| TASK STATEMENT |
Within the records, which lines hold the string "Motion"? Report each one by copying it.

(Excerpts from a dataset)
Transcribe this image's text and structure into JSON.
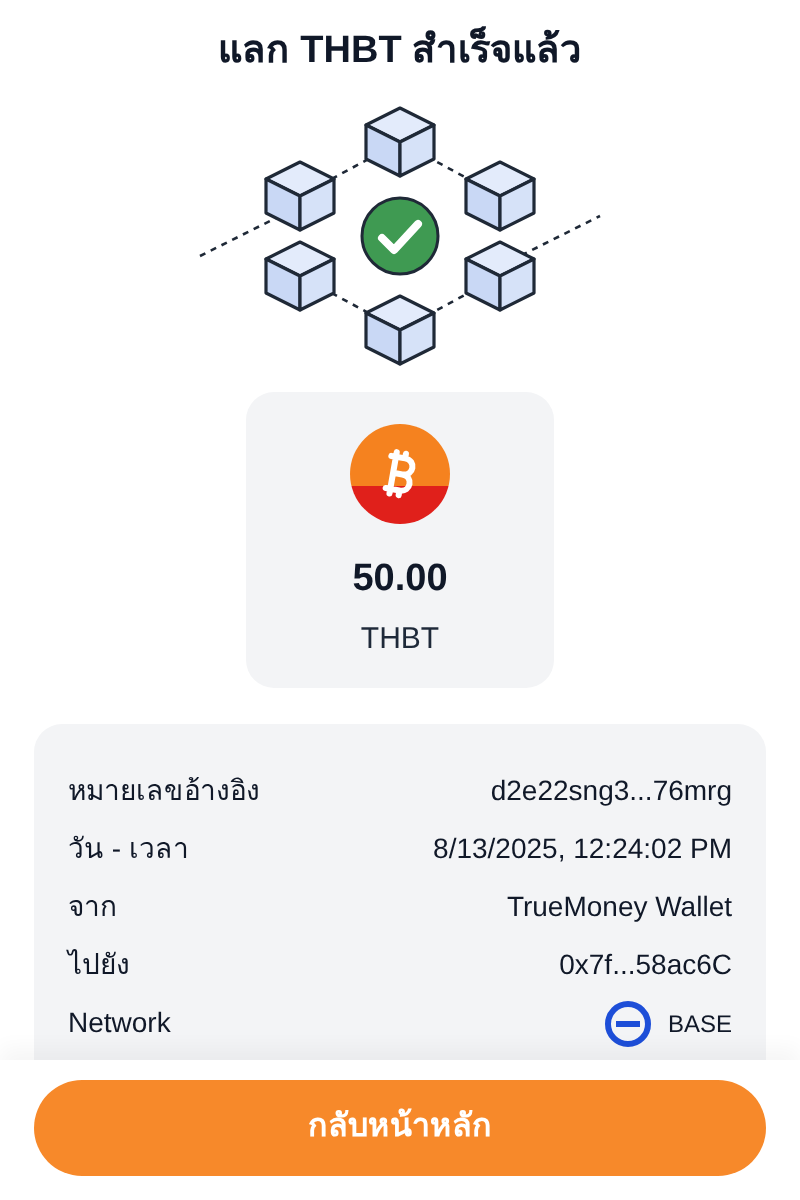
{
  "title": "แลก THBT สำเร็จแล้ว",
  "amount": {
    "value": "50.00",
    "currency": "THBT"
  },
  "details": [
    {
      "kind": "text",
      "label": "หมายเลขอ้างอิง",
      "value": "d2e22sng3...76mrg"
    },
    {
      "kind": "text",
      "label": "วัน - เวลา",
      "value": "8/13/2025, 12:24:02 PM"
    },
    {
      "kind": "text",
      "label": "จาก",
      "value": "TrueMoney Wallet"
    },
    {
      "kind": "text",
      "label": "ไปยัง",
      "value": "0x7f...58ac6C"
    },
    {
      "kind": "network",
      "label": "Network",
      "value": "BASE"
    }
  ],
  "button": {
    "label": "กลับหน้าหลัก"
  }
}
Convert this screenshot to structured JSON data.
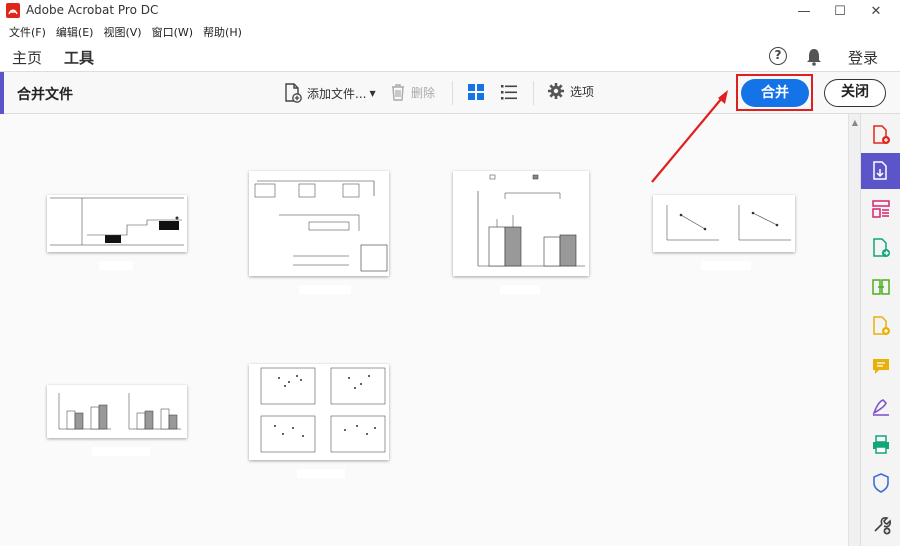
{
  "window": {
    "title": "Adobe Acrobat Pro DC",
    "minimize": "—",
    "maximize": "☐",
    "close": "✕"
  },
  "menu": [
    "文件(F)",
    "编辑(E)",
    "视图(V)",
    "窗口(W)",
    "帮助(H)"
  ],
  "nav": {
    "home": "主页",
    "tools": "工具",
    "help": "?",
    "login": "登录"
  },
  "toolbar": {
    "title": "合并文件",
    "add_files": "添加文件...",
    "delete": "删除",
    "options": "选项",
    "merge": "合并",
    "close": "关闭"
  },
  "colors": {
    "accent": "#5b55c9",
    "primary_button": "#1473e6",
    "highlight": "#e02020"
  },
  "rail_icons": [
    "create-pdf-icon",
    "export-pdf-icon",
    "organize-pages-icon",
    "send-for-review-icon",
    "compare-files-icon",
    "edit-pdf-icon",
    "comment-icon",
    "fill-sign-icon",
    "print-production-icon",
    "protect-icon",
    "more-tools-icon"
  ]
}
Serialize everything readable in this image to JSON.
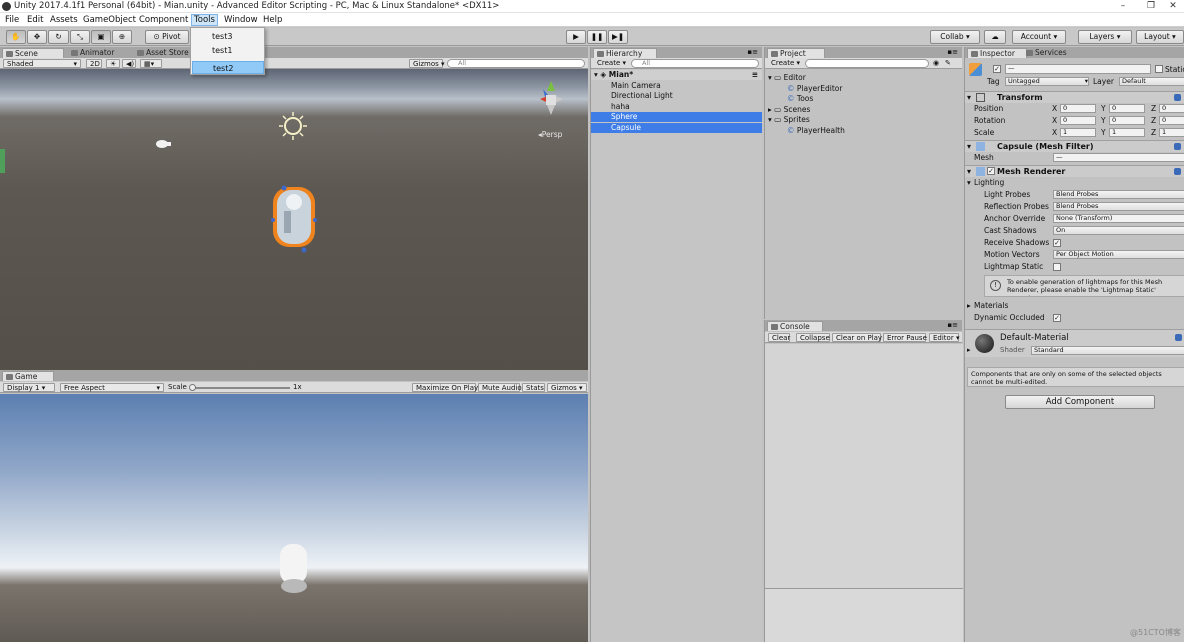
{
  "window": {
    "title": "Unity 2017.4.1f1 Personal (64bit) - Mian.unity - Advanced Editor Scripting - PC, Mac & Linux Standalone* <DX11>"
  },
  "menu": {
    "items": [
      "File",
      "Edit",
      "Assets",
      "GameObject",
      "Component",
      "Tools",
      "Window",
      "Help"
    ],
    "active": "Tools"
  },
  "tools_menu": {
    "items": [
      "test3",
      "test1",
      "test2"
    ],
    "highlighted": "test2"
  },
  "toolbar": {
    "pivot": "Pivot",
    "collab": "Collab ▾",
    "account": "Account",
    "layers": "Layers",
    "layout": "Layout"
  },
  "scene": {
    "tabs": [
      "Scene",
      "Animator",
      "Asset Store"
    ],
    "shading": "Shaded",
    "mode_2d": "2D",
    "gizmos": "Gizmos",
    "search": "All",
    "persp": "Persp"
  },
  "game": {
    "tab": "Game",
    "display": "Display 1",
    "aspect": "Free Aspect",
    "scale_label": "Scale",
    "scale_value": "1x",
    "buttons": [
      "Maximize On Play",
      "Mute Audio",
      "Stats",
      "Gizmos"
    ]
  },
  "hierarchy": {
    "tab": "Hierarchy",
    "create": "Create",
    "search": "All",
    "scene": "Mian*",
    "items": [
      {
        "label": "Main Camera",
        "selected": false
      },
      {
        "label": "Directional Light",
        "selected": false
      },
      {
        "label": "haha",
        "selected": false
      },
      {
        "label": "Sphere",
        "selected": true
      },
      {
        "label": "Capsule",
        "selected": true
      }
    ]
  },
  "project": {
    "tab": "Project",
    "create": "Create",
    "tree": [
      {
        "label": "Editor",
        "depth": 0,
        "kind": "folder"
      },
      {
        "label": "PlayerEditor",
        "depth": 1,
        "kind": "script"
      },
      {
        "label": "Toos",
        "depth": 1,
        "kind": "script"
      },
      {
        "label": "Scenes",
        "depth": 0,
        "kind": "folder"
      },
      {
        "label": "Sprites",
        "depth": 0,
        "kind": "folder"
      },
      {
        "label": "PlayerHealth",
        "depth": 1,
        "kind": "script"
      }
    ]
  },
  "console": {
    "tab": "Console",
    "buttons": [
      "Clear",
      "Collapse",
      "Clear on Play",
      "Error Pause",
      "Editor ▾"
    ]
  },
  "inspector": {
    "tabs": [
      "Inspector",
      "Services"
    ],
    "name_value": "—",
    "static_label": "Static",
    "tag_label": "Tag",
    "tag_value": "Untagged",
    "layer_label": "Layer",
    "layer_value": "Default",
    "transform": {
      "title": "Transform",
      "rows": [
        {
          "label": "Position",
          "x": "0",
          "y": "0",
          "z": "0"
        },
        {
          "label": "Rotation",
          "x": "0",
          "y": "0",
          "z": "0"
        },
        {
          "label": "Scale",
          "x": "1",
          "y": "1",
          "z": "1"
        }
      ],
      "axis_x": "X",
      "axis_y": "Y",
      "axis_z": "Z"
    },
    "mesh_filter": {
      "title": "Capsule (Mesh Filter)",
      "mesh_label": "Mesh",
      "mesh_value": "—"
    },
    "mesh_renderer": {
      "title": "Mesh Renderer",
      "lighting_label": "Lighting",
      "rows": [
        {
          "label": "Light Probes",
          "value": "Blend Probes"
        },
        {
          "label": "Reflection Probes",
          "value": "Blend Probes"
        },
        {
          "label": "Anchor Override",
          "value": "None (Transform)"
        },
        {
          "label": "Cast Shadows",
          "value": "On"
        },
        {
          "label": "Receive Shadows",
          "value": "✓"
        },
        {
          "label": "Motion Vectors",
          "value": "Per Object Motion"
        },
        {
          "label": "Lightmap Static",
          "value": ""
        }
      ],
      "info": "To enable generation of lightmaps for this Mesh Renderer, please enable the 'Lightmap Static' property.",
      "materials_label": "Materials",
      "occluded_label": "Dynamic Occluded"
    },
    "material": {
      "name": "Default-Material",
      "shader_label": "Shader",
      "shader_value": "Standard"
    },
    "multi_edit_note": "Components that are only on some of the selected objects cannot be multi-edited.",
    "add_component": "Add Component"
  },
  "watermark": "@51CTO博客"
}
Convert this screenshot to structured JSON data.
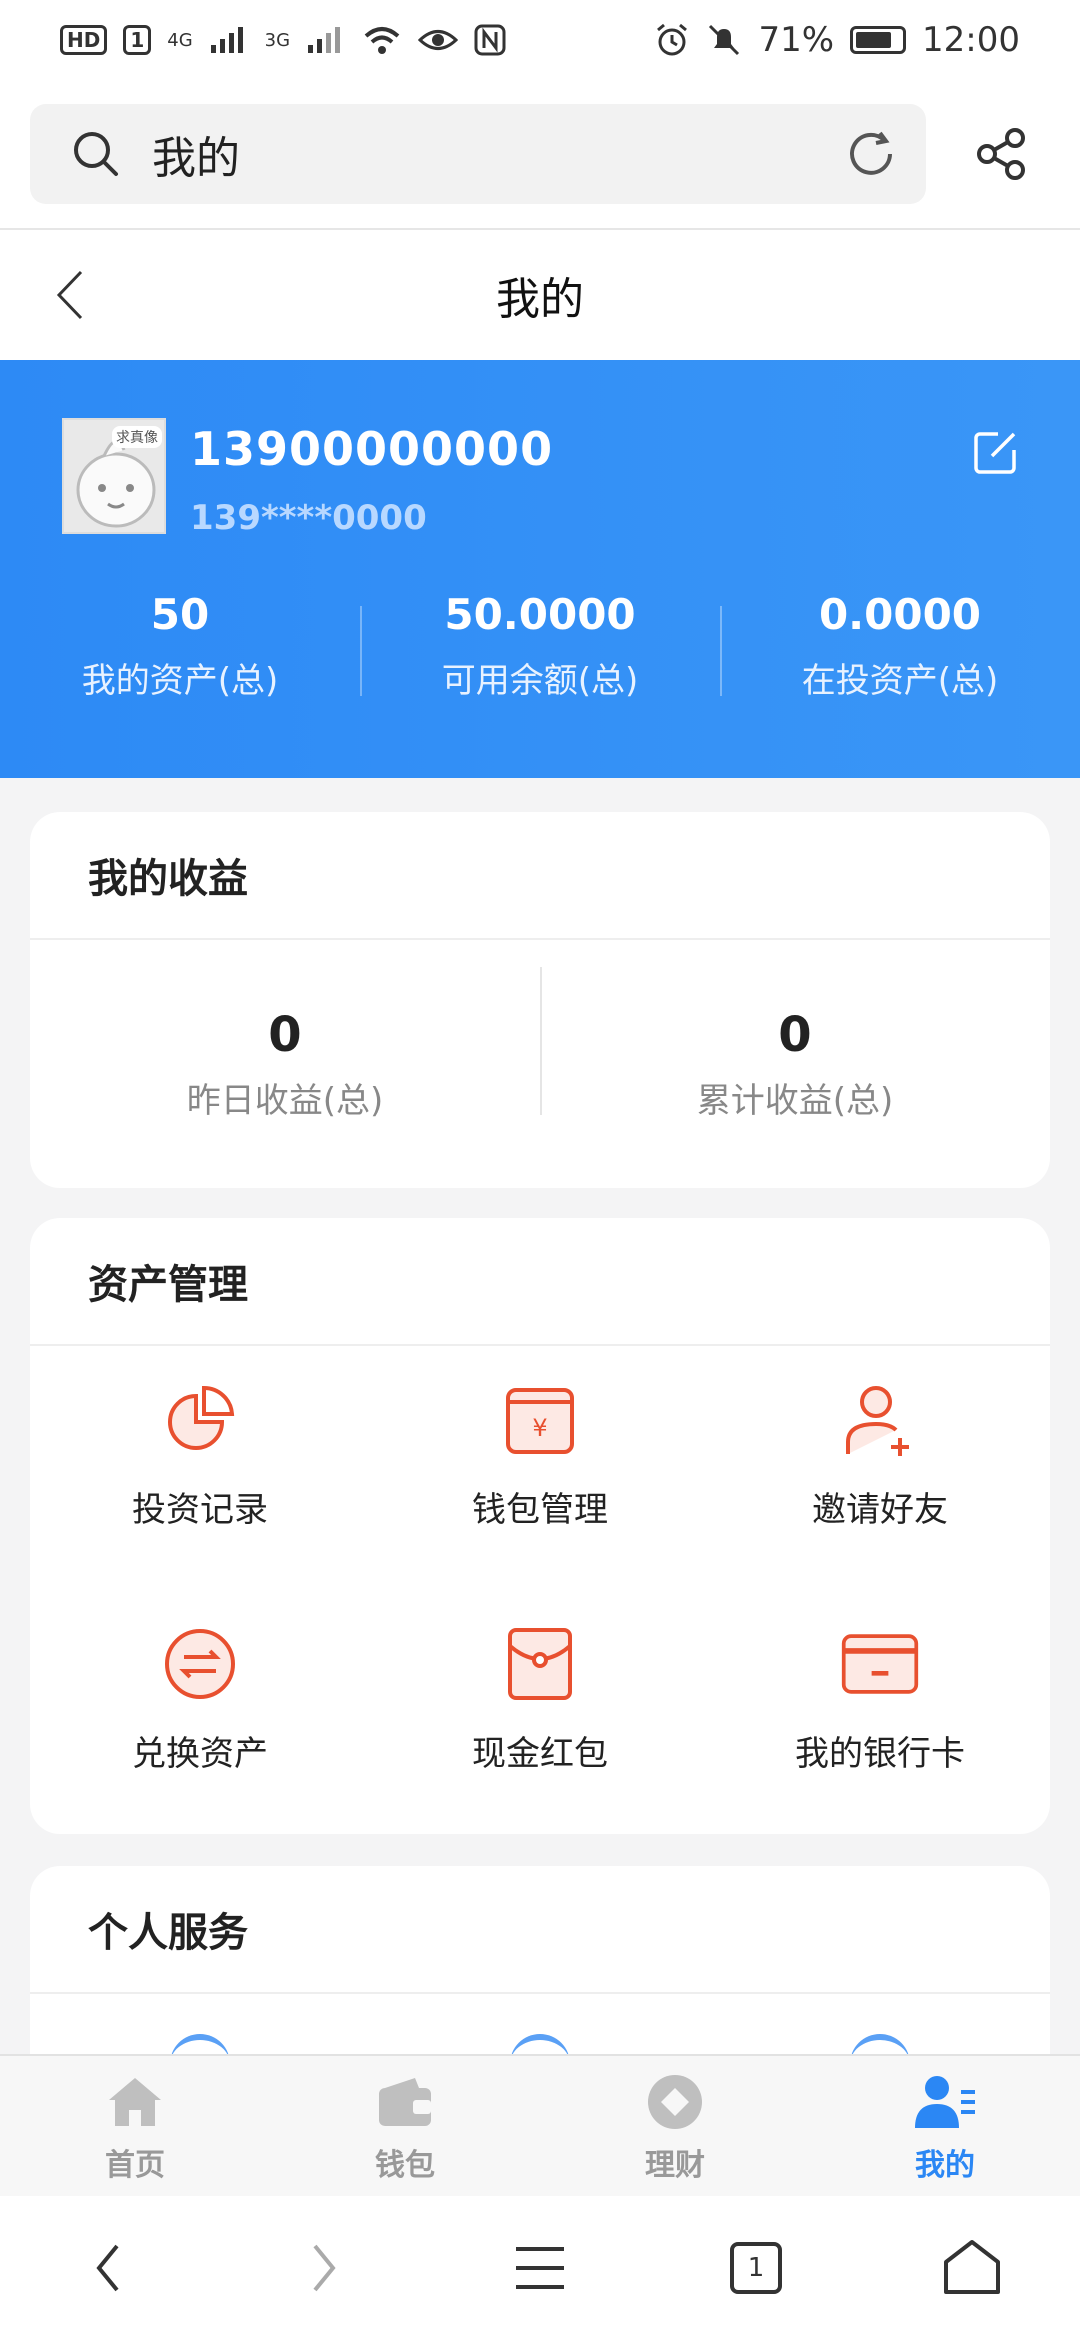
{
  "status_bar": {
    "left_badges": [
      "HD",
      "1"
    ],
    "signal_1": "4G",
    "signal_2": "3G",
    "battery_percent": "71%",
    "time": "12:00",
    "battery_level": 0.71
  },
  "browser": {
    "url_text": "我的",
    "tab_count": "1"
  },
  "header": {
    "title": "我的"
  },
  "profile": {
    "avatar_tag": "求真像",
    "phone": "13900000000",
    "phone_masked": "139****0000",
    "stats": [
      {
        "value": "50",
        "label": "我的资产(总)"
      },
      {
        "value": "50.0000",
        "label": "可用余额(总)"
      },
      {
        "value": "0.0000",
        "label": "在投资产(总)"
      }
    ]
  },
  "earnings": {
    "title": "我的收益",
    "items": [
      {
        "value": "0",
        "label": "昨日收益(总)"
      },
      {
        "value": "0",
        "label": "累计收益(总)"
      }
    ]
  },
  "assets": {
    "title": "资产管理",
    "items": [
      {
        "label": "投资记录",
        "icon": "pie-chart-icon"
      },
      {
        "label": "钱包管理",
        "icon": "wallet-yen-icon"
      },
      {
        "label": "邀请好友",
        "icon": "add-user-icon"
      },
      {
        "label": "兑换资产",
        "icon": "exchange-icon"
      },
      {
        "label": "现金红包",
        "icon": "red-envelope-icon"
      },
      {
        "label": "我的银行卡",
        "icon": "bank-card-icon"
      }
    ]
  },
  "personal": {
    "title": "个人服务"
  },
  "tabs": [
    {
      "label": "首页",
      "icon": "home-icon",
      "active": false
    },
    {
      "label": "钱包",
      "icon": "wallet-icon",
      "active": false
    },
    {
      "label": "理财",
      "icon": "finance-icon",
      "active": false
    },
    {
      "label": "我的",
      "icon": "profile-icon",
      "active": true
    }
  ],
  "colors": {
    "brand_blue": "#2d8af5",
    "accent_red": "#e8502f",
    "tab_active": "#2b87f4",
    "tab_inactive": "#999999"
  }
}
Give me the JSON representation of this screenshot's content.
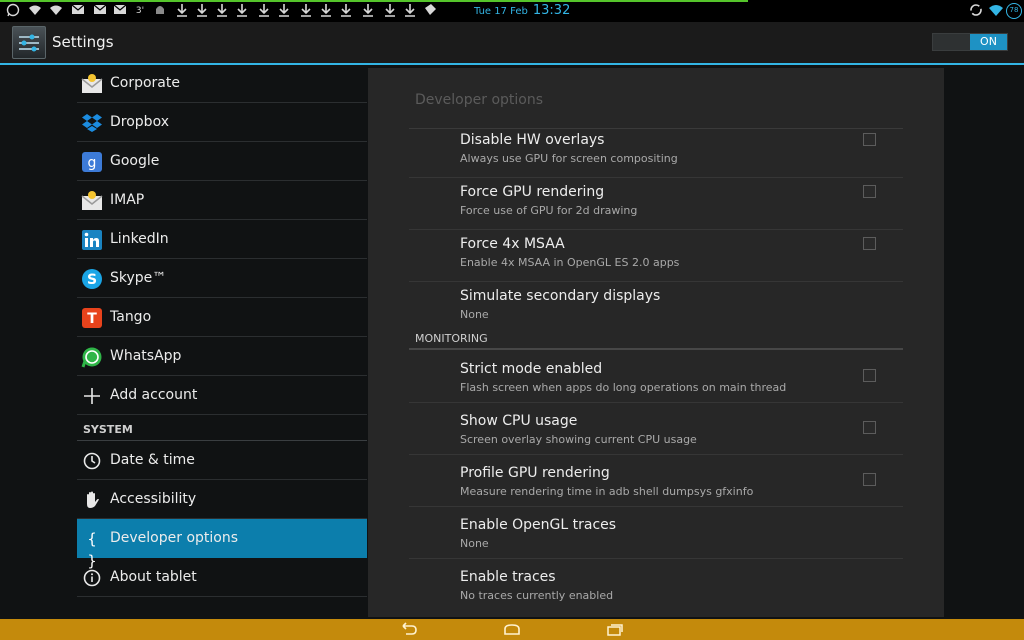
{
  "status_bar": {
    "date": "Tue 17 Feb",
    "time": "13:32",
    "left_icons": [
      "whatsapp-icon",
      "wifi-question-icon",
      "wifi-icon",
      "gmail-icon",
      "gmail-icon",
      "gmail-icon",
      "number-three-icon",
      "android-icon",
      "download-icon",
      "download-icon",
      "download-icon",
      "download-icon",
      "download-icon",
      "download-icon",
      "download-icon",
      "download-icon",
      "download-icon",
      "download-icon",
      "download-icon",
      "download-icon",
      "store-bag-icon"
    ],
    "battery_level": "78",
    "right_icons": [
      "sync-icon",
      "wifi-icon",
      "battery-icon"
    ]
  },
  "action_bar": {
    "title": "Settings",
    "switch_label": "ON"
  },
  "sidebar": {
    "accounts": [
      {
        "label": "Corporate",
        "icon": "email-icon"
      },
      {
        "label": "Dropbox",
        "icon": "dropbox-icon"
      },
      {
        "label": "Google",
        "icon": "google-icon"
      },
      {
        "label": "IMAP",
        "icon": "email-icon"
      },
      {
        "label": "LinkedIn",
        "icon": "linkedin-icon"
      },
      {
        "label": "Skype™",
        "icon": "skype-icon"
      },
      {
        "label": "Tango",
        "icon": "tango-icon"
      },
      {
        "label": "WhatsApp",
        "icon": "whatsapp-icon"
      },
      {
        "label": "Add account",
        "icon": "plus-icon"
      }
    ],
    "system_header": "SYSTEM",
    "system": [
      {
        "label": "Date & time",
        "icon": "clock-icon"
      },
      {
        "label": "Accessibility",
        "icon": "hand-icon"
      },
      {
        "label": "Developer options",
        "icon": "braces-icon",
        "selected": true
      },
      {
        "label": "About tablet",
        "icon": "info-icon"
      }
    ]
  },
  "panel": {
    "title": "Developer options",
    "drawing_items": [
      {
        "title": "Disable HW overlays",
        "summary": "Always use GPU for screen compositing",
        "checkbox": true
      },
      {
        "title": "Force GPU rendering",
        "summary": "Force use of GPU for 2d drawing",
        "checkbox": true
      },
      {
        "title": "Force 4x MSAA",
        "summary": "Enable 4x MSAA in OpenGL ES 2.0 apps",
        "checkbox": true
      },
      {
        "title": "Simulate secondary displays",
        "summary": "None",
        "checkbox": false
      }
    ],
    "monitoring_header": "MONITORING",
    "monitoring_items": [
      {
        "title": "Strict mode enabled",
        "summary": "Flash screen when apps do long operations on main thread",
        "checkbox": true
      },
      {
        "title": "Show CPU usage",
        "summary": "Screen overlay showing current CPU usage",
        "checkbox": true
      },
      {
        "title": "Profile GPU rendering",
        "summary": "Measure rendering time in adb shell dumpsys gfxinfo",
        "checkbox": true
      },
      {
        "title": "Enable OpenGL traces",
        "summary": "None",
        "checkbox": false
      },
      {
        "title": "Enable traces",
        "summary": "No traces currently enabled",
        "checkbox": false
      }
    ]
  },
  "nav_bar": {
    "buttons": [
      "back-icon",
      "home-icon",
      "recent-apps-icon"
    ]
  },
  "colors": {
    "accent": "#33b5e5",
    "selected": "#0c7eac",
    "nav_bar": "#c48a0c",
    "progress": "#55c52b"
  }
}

| WRITTEN SOLUTION |
          "label": "Motion Vectors",
          "value": "Per Object Motion"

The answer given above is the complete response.